▸ What to do
What is needed is the full set of records, word for word, with no pictures.

::::

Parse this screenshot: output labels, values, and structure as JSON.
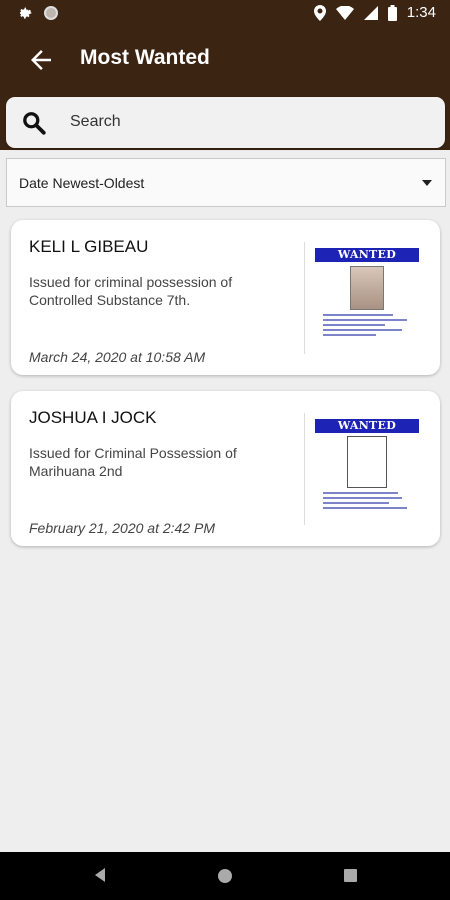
{
  "status_bar": {
    "time": "1:34"
  },
  "app_bar": {
    "title": "Most Wanted",
    "back_icon": "arrow-left-icon"
  },
  "search": {
    "placeholder": "Search",
    "icon": "search-icon"
  },
  "sort": {
    "selected": "Date Newest-Oldest"
  },
  "cards": [
    {
      "name": "KELI L GIBEAU",
      "description": "Issued for criminal possession of Controlled Substance 7th.",
      "date": "March 24, 2020 at 10:58 AM",
      "poster_label": "WANTED"
    },
    {
      "name": "JOSHUA I JOCK",
      "description": "Issued for Criminal Possession of Marihuana 2nd",
      "date": "February 21, 2020 at 2:42 PM",
      "poster_label": "WANTED"
    }
  ],
  "colors": {
    "brand": "#3b2412",
    "poster_banner": "#1d23b5"
  }
}
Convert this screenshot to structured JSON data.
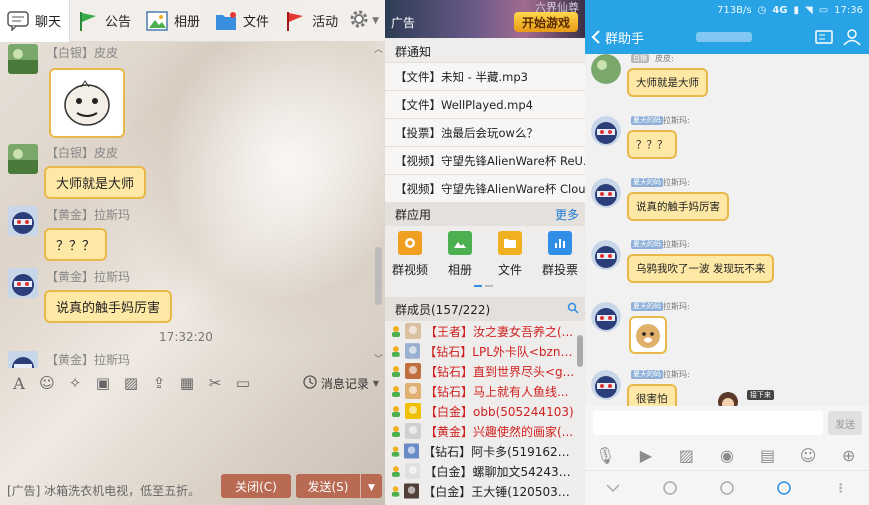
{
  "left": {
    "tabs": [
      {
        "label": "聊天",
        "icon": "chat-icon"
      },
      {
        "label": "公告",
        "icon": "flag-icon"
      },
      {
        "label": "相册",
        "icon": "photo-icon"
      },
      {
        "label": "文件",
        "icon": "folder-icon"
      },
      {
        "label": "活动",
        "icon": "activity-flag-icon"
      }
    ],
    "messages": [
      {
        "name": "【白银】皮皮",
        "type": "emoticon"
      },
      {
        "name": "【白银】皮皮",
        "text": "大师就是大师"
      },
      {
        "name": "【黄金】拉斯玛",
        "text": "？？？"
      },
      {
        "name": "【黄金】拉斯玛",
        "text": "说真的触手妈厉害"
      },
      {
        "name": "【黄金】拉斯玛",
        "text": ""
      }
    ],
    "timestamp": "17:32:20",
    "history_label": "消息记录",
    "footer_ad": "[广告] 冰箱洗衣机电视，低至五折。",
    "close_label": "关闭(C)",
    "send_label": "发送(S)"
  },
  "middle": {
    "ad": {
      "label": "广告",
      "title": "六界仙尊",
      "button": "开始游戏"
    },
    "notice_title": "群通知",
    "notices": [
      "【文件】未知 - 半藏.mp3",
      "【文件】WellPlayed.mp4",
      "【投票】浊最后会玩ow么？",
      "【视频】守望先锋AlienWare杯 ReU...",
      "【视频】守望先锋AlienWare杯 Clou..."
    ],
    "apps_title": "群应用",
    "more_label": "更多",
    "apps": [
      {
        "label": "群视频",
        "icon": "video-app-icon",
        "color": "#f0a020"
      },
      {
        "label": "相册",
        "icon": "album-app-icon",
        "color": "#4caf50"
      },
      {
        "label": "文件",
        "icon": "file-app-icon",
        "color": "#f0b020"
      },
      {
        "label": "群投票",
        "icon": "vote-app-icon",
        "color": "#2f8fe6"
      }
    ],
    "members_title": "群成员(157/222)",
    "members": [
      {
        "text": "【王者】汝之妻女吾养之(...",
        "color": "#d02020"
      },
      {
        "text": "【钻石】LPL外卡队<bznk...",
        "color": "#d02020"
      },
      {
        "text": "【钻石】直到世界尽头<g...",
        "color": "#d02020"
      },
      {
        "text": "【钻石】马上就有人鱼线...",
        "color": "#d02020"
      },
      {
        "text": "【白金】obb(505244103)",
        "color": "#d02020"
      },
      {
        "text": "【黄金】兴趣使然的画家(...",
        "color": "#d02020"
      },
      {
        "text": "【钻石】阿卡多(519162324)",
        "color": "#222222"
      },
      {
        "text": "【白金】螺聊加文542430...",
        "color": "#222222"
      },
      {
        "text": "【白金】王大锤(12050391...",
        "color": "#222222"
      }
    ]
  },
  "right": {
    "status": {
      "speed": "713B/s",
      "network": "4G",
      "time": "17:36"
    },
    "title": "群助手",
    "messages": [
      {
        "badge": "白银",
        "name": "皮皮:",
        "text": "大师就是大师"
      },
      {
        "badge": "夏天的码",
        "name": "拉斯玛:",
        "text": "？？？"
      },
      {
        "badge": "夏天的码",
        "name": "拉斯玛:",
        "text": "说真的触手妈厉害"
      },
      {
        "badge": "夏天的码",
        "name": "拉斯玛:",
        "text": "乌鸦我吹了一波 发现玩不来"
      },
      {
        "badge": "夏天的码",
        "name": "拉斯玛:",
        "type": "sticker"
      },
      {
        "badge": "夏天的码",
        "name": "拉斯玛:",
        "text": "很害怕"
      }
    ],
    "send_label": "发送",
    "float_badge": "接下来"
  },
  "colors": {
    "accent": "#28a4e6",
    "bubble": "#fde8a6",
    "bubble_border": "#e8b84a",
    "button": "#b86a52"
  }
}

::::

▸ Answer box
Parse this screenshot: output labels, values, and structure as JSON.
{
  "status_bar": {
    "time": "1:34"
  },
  "app_bar": {
    "title": "Most Wanted",
    "back_icon": "arrow-left-icon"
  },
  "search": {
    "placeholder": "Search",
    "icon": "search-icon"
  },
  "sort": {
    "selected": "Date Newest-Oldest"
  },
  "cards": [
    {
      "name": "KELI L GIBEAU",
      "description": "Issued for criminal possession of Controlled Substance 7th.",
      "date": "March 24, 2020 at 10:58 AM",
      "poster_label": "WANTED"
    },
    {
      "name": "JOSHUA I JOCK",
      "description": "Issued for Criminal Possession of Marihuana 2nd",
      "date": "February 21, 2020 at 2:42 PM",
      "poster_label": "WANTED"
    }
  ],
  "colors": {
    "brand": "#3b2412",
    "poster_banner": "#1d23b5"
  }
}
Convert this screenshot to structured JSON data.
{
  "left": {
    "tabs": [
      {
        "label": "聊天",
        "icon": "chat-icon"
      },
      {
        "label": "公告",
        "icon": "flag-icon"
      },
      {
        "label": "相册",
        "icon": "photo-icon"
      },
      {
        "label": "文件",
        "icon": "folder-icon"
      },
      {
        "label": "活动",
        "icon": "activity-flag-icon"
      }
    ],
    "messages": [
      {
        "name": "【白银】皮皮",
        "type": "emoticon"
      },
      {
        "name": "【白银】皮皮",
        "text": "大师就是大师"
      },
      {
        "name": "【黄金】拉斯玛",
        "text": "？？？"
      },
      {
        "name": "【黄金】拉斯玛",
        "text": "说真的触手妈厉害"
      },
      {
        "name": "【黄金】拉斯玛",
        "text": ""
      }
    ],
    "timestamp": "17:32:20",
    "history_label": "消息记录",
    "footer_ad": "[广告] 冰箱洗衣机电视，低至五折。",
    "close_label": "关闭(C)",
    "send_label": "发送(S)"
  },
  "middle": {
    "ad": {
      "label": "广告",
      "title": "六界仙尊",
      "button": "开始游戏"
    },
    "notice_title": "群通知",
    "notices": [
      "【文件】未知 - 半藏.mp3",
      "【文件】WellPlayed.mp4",
      "【投票】浊最后会玩ow么？",
      "【视频】守望先锋AlienWare杯 ReU...",
      "【视频】守望先锋AlienWare杯 Clou..."
    ],
    "apps_title": "群应用",
    "more_label": "更多",
    "apps": [
      {
        "label": "群视频",
        "icon": "video-app-icon",
        "color": "#f0a020"
      },
      {
        "label": "相册",
        "icon": "album-app-icon",
        "color": "#4caf50"
      },
      {
        "label": "文件",
        "icon": "file-app-icon",
        "color": "#f0b020"
      },
      {
        "label": "群投票",
        "icon": "vote-app-icon",
        "color": "#2f8fe6"
      }
    ],
    "members_title": "群成员(157/222)",
    "members": [
      {
        "text": "【王者】汝之妻女吾养之(...",
        "color": "#d02020"
      },
      {
        "text": "【钻石】LPL外卡队<bznk...",
        "color": "#d02020"
      },
      {
        "text": "【钻石】直到世界尽头<g...",
        "color": "#d02020"
      },
      {
        "text": "【钻石】马上就有人鱼线...",
        "color": "#d02020"
      },
      {
        "text": "【白金】obb(505244103)",
        "color": "#d02020"
      },
      {
        "text": "【黄金】兴趣使然的画家(...",
        "color": "#d02020"
      },
      {
        "text": "【钻石】阿卡多(519162324)",
        "color": "#222222"
      },
      {
        "text": "【白金】螺聊加文542430...",
        "color": "#222222"
      },
      {
        "text": "【白金】王大锤(12050391...",
        "color": "#222222"
      }
    ]
  },
  "right": {
    "status": {
      "speed": "713B/s",
      "network": "4G",
      "time": "17:36"
    },
    "title": "群助手",
    "messages": [
      {
        "badge": "白银",
        "name": "皮皮:",
        "text": "大师就是大师"
      },
      {
        "badge": "夏天的码",
        "name": "拉斯玛:",
        "text": "？？？"
      },
      {
        "badge": "夏天的码",
        "name": "拉斯玛:",
        "text": "说真的触手妈厉害"
      },
      {
        "badge": "夏天的码",
        "name": "拉斯玛:",
        "text": "乌鸦我吹了一波 发现玩不来"
      },
      {
        "badge": "夏天的码",
        "name": "拉斯玛:",
        "type": "sticker"
      },
      {
        "badge": "夏天的码",
        "name": "拉斯玛:",
        "text": "很害怕"
      }
    ],
    "send_label": "发送",
    "float_badge": "接下来"
  },
  "colors": {
    "accent": "#28a4e6",
    "bubble": "#fde8a6",
    "bubble_border": "#e8b84a",
    "button": "#b86a52"
  }
}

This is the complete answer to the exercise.